- **EXERCISE PROMPT**: Read through the lines below for the string "Write" and copy each one that has it.

Data about app and page elements
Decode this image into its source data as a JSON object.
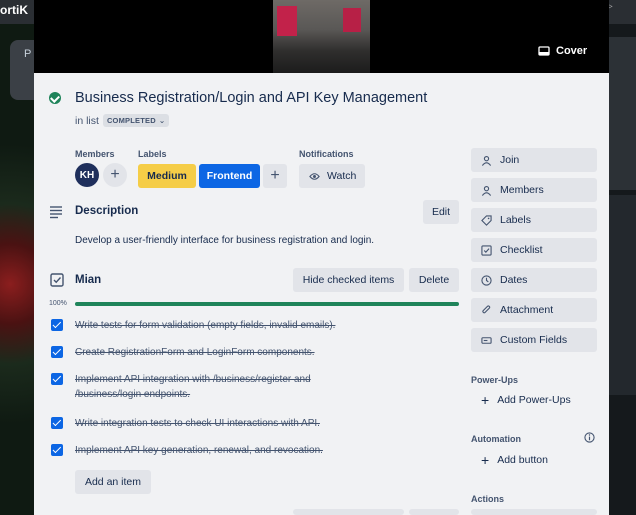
{
  "background": {
    "brand": "ortiK",
    "list_letter": "P"
  },
  "cover": {
    "button_label": "Cover"
  },
  "card": {
    "title": "Business Registration/Login and API Key Management",
    "in_list_prefix": "in list",
    "list_name": "COMPLETED"
  },
  "members": {
    "label": "Members",
    "avatars": [
      "KH"
    ]
  },
  "labels": {
    "label": "Labels",
    "items": [
      {
        "name": "Medium",
        "color": "#f5cd47"
      },
      {
        "name": "Frontend",
        "color": "#0c66e4"
      }
    ]
  },
  "notifications": {
    "label": "Notifications",
    "watch_label": "Watch"
  },
  "description": {
    "title": "Description",
    "edit_label": "Edit",
    "text": "Develop a user-friendly interface for business registration and login."
  },
  "checklist": {
    "title": "Mian",
    "hide_label": "Hide checked items",
    "delete_label": "Delete",
    "progress_text": "100%",
    "progress": 1.0,
    "items": [
      {
        "text": "Write tests for form validation (empty fields, invalid emails).",
        "checked": true
      },
      {
        "text": "Create RegistrationForm and LoginForm components.",
        "checked": true
      },
      {
        "text": "Implement API integration with /business/register and /business/login endpoints.",
        "checked": true
      },
      {
        "text": "Write integration tests to check UI interactions with API.",
        "checked": true
      },
      {
        "text": "Implement API key generation, renewal, and revocation.",
        "checked": true
      }
    ],
    "add_item_label": "Add an item"
  },
  "sidebar": {
    "buttons": [
      {
        "label": "Join",
        "icon": "person-icon"
      },
      {
        "label": "Members",
        "icon": "members-icon"
      },
      {
        "label": "Labels",
        "icon": "tag-icon"
      },
      {
        "label": "Checklist",
        "icon": "checklist-icon"
      },
      {
        "label": "Dates",
        "icon": "clock-icon"
      },
      {
        "label": "Attachment",
        "icon": "paperclip-icon"
      },
      {
        "label": "Custom Fields",
        "icon": "custom-fields-icon"
      }
    ],
    "powerups_heading": "Power-Ups",
    "add_powerups_label": "Add Power-Ups",
    "automation_heading": "Automation",
    "add_button_label": "Add button",
    "actions_heading": "Actions"
  },
  "colors": {
    "accent": "#0c66e4",
    "complete": "#1f845a",
    "modal_bg": "#f1f2f4"
  }
}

- **ANSWER SPACE**:
        "text": "Write tests for form validation (empty fields, invalid emails).",
        "text": "Write integration tests to check UI interactions with API.",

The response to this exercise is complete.